More Info
mission, as well as a note apparently inscribed on 20 April 1834 in preparation for the conference held 20–21 April 1834 at Norton

Area first settled, 1814. Formed from Wolf Creek Township, 1818. Reported location of “great Mormon excitement,” 1832–1838. Population in 1830 about 650. Primarily populated by immigrants from New England states. Increased German Pennsylvanian immigration...

More Info
, Ohio. The book has suffered from water and mud damage, evidenced in part by some extremely faded ink on page 2. Glue from tipping in a damaged leaf has also obscured several characters in the gutter of page 2.
The journal’s textual redactions and use marks, in graphite pencil, were made by later scribes who used the journal to produce the multivolume manuscript history of the church. This occurred in Nauvoo
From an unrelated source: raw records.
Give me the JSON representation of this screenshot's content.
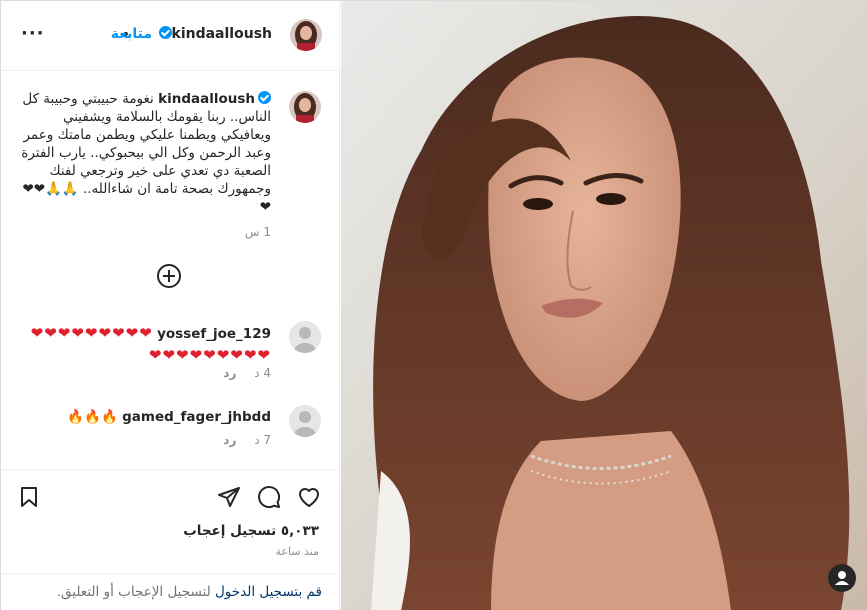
{
  "post": {
    "username": "kindaalloush",
    "follow_label": "متابعة",
    "dot": "•",
    "more_label": "···"
  },
  "caption": {
    "author": "kindaalloush",
    "text": "نغومة حبيبتي وحبيبة كل الناس.. ربنا يقومك بالسلامة ويشفيني ويعافيكي ويطمنا عليكي ويطمن مامتك وعمر وعبد الرحمن وكل الي بيحبوكي.. يارب الفترة الصعبة دي تعدي على خير وترجعي لفنك وجمهورك بصحة تامة ان شاءالله.. 🙏🙏❤❤❤",
    "time": "1 س"
  },
  "comments": [
    {
      "author": "yossef_joe_129",
      "text": "❤❤❤❤❤❤❤❤❤❤❤❤❤❤❤❤❤❤",
      "time": "4 د",
      "reply": "رد"
    },
    {
      "author": "gamed_fager_jhbdd",
      "text": "🔥🔥🔥",
      "time": "7 د",
      "reply": "رد"
    }
  ],
  "likes": "٥,٠٣٣ تسجيل إعجاب",
  "posted_ago": "منذ ساعة",
  "login": {
    "link": "قم بتسجيل الدخول",
    "rest": " لتسجيل الإعجاب أو التعليق."
  },
  "icons": [
    "more-icon",
    "verified-icon",
    "add-comment-icon",
    "bookmark-icon",
    "share-icon",
    "comment-icon",
    "heart-icon",
    "user-icon"
  ],
  "colors": {
    "accent": "#0095f6",
    "heart": "#e0202d",
    "muted": "#8e8e8e"
  }
}
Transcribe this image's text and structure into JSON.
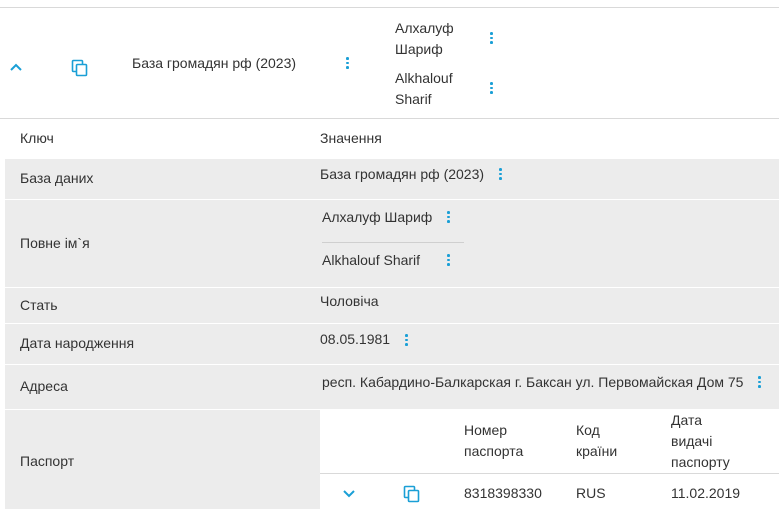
{
  "summary": {
    "database": "База громадян рф (2023)",
    "names": [
      "Алхалуф",
      "Шариф",
      "Alkhalouf",
      "Sharif"
    ]
  },
  "table": {
    "col_key": "Ключ",
    "col_value": "Значення",
    "rows": {
      "database": {
        "key": "База даних",
        "value": "База громадян рф (2023)"
      },
      "full_name": {
        "key": "Повне ім`я",
        "values": [
          "Алхалуф Шариф",
          "Alkhalouf Sharif"
        ]
      },
      "sex": {
        "key": "Стать",
        "value": "Чоловіча"
      },
      "birth_date": {
        "key": "Дата народження",
        "value": "08.05.1981"
      },
      "address": {
        "key": "Адреса",
        "value": "респ. Кабардино-Балкарская г. Баксан ул. Первомайская Дом 75"
      },
      "passport": {
        "key": "Паспорт"
      }
    }
  },
  "passport_table": {
    "headers": {
      "number": [
        "Номер",
        "паспорта"
      ],
      "country": [
        "Код",
        "країни"
      ],
      "issue_date": [
        "Дата",
        "видачі",
        "паспорту"
      ]
    },
    "row": {
      "number": "8318398330",
      "country": "RUS",
      "issue_date": "11.02.2019"
    }
  },
  "icons": {
    "collapse": "chevron-up-icon",
    "expand": "chevron-down-icon",
    "copy": "copy-icon",
    "menu": "more-vertical-icon"
  },
  "colors": {
    "accent": "#1a9fd6",
    "row_gray": "#ececec",
    "divider": "#d9d9d9",
    "text": "#333333"
  }
}
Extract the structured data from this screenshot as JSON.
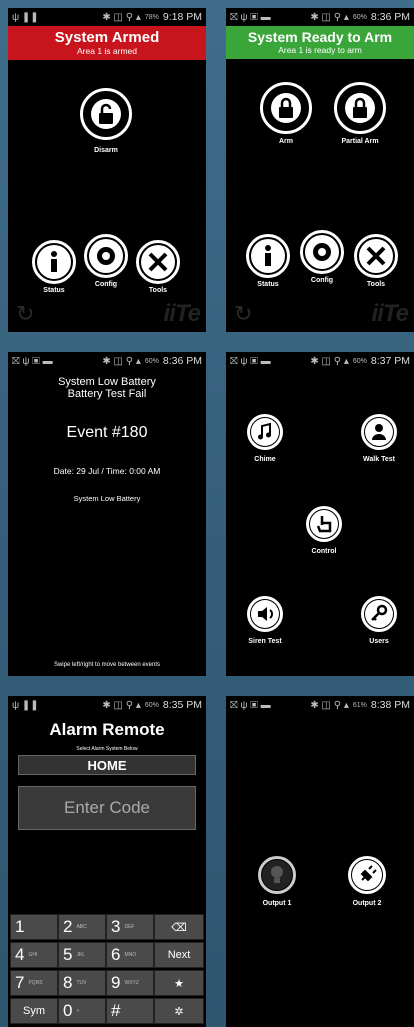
{
  "status_bar": {
    "icons_left_1": "ψ ❚❚",
    "icons_left_n": "⛝ ψ ▣ ▬",
    "icons_right": "✱ ◫ ⚲ ▴",
    "time_1": "9:18 PM",
    "time_2": "8:36 PM",
    "time_3": "8:36 PM",
    "time_4": "8:37 PM",
    "time_5": "8:35 PM",
    "time_6": "8:38 PM",
    "batt_1": "78%",
    "batt_2": "60%",
    "batt_3": "60%",
    "batt_4": "60%",
    "batt_5": "60%",
    "batt_6": "61%"
  },
  "screen1": {
    "title": "System Armed",
    "subtitle": "Area 1 is armed",
    "header_color": "#c8141c",
    "disarm": "Disarm",
    "status": "Status",
    "config": "Config",
    "tools": "Tools",
    "logo": "iiTe"
  },
  "screen2": {
    "title": "System Ready to Arm",
    "subtitle": "Area 1 is ready to arm",
    "header_color": "#3aa63a",
    "arm": "Arm",
    "partial_arm": "Partial Arm",
    "status": "Status",
    "config": "Config",
    "tools": "Tools",
    "logo": "iiTe"
  },
  "screen3": {
    "line1": "System Low Battery",
    "line2": "Battery Test Fail",
    "event": "Event #180",
    "date": "Date: 29 Jul / Time: 0:00 AM",
    "desc": "System Low Battery",
    "hint": "Swipe left/right to move between events"
  },
  "screen4": {
    "chime": "Chime",
    "walk_test": "Walk Test",
    "control": "Control",
    "siren_test": "Siren Test",
    "users": "Users"
  },
  "screen5": {
    "title": "Alarm Remote",
    "select_label": "Select Alarm System Below",
    "system": "HOME",
    "code_placeholder": "Enter Code",
    "keys": {
      "k1": "1",
      "k2": "2",
      "k2s": "ABC",
      "k3": "3",
      "k3s": "DEF",
      "del": "⌫",
      "k4": "4",
      "k4s": "GHI",
      "k5": "5",
      "k5s": "JKL",
      "k6": "6",
      "k6s": "MNO",
      "next": "Next",
      "k7": "7",
      "k7s": "PQRS",
      "k8": "8",
      "k8s": "TUV",
      "k9": "9",
      "k9s": "WXYZ",
      "star": "★",
      "sym": "Sym",
      "k0": "0",
      "k0s": "+",
      "hash": "#",
      "gear": "✲"
    }
  },
  "screen6": {
    "output1": "Output 1",
    "output2": "Output 2"
  }
}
Principal gathering place for Saints following expulsion from Missouri. Beginning in 1839, LDS church purchased lands in earlier settlement of Commerce and planned settlement of Commerce City, as well as surrounding areas. Served as church headquarters, 1839...

More Info
, indicating the journal remained in JS’s possession. The journal is listed in Nauvoo and early Utah inventories of church records, indicating continuous custody.1

“Schedule of Church Records. Nauvoo 1846,” [1]; Historian’s Office, [7] “Historian’s Office Catalogue,” Catalogs and Inventories, 1846–1904, CHL; Johnson, Register of the Joseph Smith Collection, 7.  


Facts